▸ Work instruction: Nothing but a number should be written: the count of lines below that contain "monitor".

Excerpts from an interface dataset:
—————
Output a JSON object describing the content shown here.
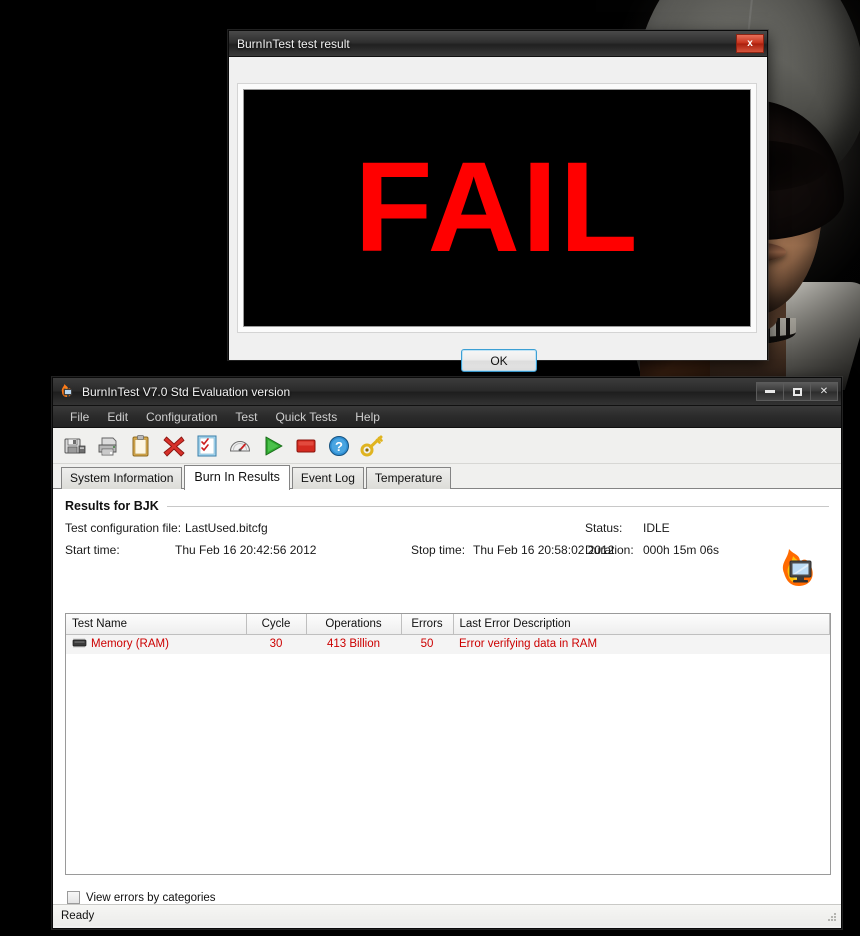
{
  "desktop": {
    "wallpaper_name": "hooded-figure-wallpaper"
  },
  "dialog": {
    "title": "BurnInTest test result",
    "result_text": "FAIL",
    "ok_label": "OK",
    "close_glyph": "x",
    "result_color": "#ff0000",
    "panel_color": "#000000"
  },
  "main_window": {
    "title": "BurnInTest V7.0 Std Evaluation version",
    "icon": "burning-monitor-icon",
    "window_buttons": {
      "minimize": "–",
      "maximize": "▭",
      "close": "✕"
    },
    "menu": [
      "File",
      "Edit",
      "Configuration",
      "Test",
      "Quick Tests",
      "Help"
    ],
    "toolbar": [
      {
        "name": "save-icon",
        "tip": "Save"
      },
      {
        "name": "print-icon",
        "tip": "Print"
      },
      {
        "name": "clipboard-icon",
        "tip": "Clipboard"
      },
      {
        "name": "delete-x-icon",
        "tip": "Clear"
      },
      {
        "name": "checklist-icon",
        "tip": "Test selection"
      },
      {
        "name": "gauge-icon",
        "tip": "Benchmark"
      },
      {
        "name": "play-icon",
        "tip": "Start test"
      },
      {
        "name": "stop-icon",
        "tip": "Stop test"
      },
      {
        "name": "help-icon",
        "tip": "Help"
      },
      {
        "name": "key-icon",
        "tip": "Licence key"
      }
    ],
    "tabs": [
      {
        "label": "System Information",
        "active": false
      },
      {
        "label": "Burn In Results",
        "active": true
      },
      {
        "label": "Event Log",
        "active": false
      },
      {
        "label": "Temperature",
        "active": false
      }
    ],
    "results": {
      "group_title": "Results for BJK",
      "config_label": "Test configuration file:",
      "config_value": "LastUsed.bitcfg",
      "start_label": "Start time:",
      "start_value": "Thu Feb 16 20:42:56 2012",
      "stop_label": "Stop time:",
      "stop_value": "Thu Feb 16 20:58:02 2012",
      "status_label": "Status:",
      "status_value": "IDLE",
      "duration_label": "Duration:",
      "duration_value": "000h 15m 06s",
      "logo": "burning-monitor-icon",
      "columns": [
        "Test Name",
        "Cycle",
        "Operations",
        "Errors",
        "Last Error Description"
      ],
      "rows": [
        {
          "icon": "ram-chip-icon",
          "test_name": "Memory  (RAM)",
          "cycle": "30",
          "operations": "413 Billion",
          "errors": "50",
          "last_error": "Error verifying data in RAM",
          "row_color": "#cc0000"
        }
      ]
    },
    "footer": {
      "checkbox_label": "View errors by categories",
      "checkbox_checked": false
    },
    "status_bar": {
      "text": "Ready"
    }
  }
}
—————
▸ Response area: 2